WTTGT Writer: Matt Mace
Cristiano Ronaldo, Alexis Sanchez, Frank Ribery and Lionel Messi – all wingers by trade, all goalscorers by nature.
It seems the role of the wide-man has shifted from the provider of goals to the scorer of them, but before you Tweet these superstars, congratulating them on changing the way football is played may I first point you in the direction of Cliff Bastin, the Arsenal legend who revolutionised the role of the ‘wide-man.’
From 1929 to 1946, Bastin was the tormentor of full-backs, yet it was his uncanny ability to find the back of the net that has seen him immortalised by the Arsenal faithful. Mustering 396 appearances and a staggering 178 goals from his wide left position, Bastin is currently third in the Gunners’ all-time leading goal scorers list behind Ian Wright (185 goals from 288 appearances) and Thierry Henry (226 goals from 380 appearances).
Bastin was one of many to flourish under Herbert Chapman’s revolutionary W-M formation which conquered England for five years. This formation saw Arsenal pick up 4 league titles in 5 seasons (as well as an additional one in 1938), 2 FA Cups and 4 Charity Shields (now known as the Community Shield), largely due to Bastin’s goals.
Despite Chapman’s tactics largely influencing Bastin’s scoring chances, the winger also had Scottish international Alex James to thank due to his endless supply of through balls to the likes of Bastin and Ted Drake.
Signed as a 17 year old after only making 17 appearances for Exeter City, Bastin was already making waves in the Arsenal first-team making over 20 appearances for the Gunners in his first season.
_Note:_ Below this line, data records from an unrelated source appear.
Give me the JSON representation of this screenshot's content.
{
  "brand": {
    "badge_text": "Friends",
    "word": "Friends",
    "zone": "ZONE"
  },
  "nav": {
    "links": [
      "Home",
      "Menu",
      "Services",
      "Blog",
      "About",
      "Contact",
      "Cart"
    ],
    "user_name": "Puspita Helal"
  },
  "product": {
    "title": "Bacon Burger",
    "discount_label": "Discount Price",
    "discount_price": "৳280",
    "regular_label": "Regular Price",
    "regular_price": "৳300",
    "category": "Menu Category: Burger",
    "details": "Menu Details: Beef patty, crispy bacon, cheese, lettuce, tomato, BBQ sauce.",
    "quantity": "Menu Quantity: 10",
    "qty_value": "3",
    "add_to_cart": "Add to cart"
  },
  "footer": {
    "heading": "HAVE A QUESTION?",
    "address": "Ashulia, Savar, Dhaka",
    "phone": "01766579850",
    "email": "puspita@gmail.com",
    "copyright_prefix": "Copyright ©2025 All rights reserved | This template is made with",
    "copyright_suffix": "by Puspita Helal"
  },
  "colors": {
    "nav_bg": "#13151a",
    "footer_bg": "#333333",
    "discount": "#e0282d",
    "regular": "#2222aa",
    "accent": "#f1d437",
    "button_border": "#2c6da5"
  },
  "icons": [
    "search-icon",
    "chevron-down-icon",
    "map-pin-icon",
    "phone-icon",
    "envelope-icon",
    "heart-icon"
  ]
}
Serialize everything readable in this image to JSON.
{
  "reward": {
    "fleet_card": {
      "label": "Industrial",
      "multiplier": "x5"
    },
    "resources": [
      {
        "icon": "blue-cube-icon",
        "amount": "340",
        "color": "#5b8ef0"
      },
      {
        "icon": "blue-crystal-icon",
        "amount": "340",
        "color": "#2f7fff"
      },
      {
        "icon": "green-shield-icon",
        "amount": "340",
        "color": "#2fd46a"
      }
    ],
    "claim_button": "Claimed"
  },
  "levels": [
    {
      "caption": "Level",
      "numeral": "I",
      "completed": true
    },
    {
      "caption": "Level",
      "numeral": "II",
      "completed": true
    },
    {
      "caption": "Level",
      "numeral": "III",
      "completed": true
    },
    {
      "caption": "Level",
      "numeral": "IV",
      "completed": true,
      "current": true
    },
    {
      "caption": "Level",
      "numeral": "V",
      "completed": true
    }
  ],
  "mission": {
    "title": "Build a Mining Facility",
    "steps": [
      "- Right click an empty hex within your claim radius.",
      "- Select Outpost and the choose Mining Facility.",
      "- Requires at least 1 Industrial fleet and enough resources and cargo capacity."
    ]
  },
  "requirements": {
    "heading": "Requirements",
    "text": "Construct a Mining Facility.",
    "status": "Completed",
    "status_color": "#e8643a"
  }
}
International recognition soon followed but Bastin’s international form, under a different formation, was nowhere close to his outstanding performances for The Arsenal.
Bastin could have easily gone on to even greater heights, but whilst reaching his peak at the age of 27, the war intervened. However, Bastin was excused from military service due to his growing deafness, yet strangely Italy were unaware of this and falsely claimed that Bastin was being detained in the country after being captured in the battle of Crete.
After dying in 1991 at the Age of 79, Exeter City F.C named one of the stands at their home ground, St. James’ Park, after him. And whilst his time on earth may have come to an end, his memory will forever be remembered by Arsenal fans young and old.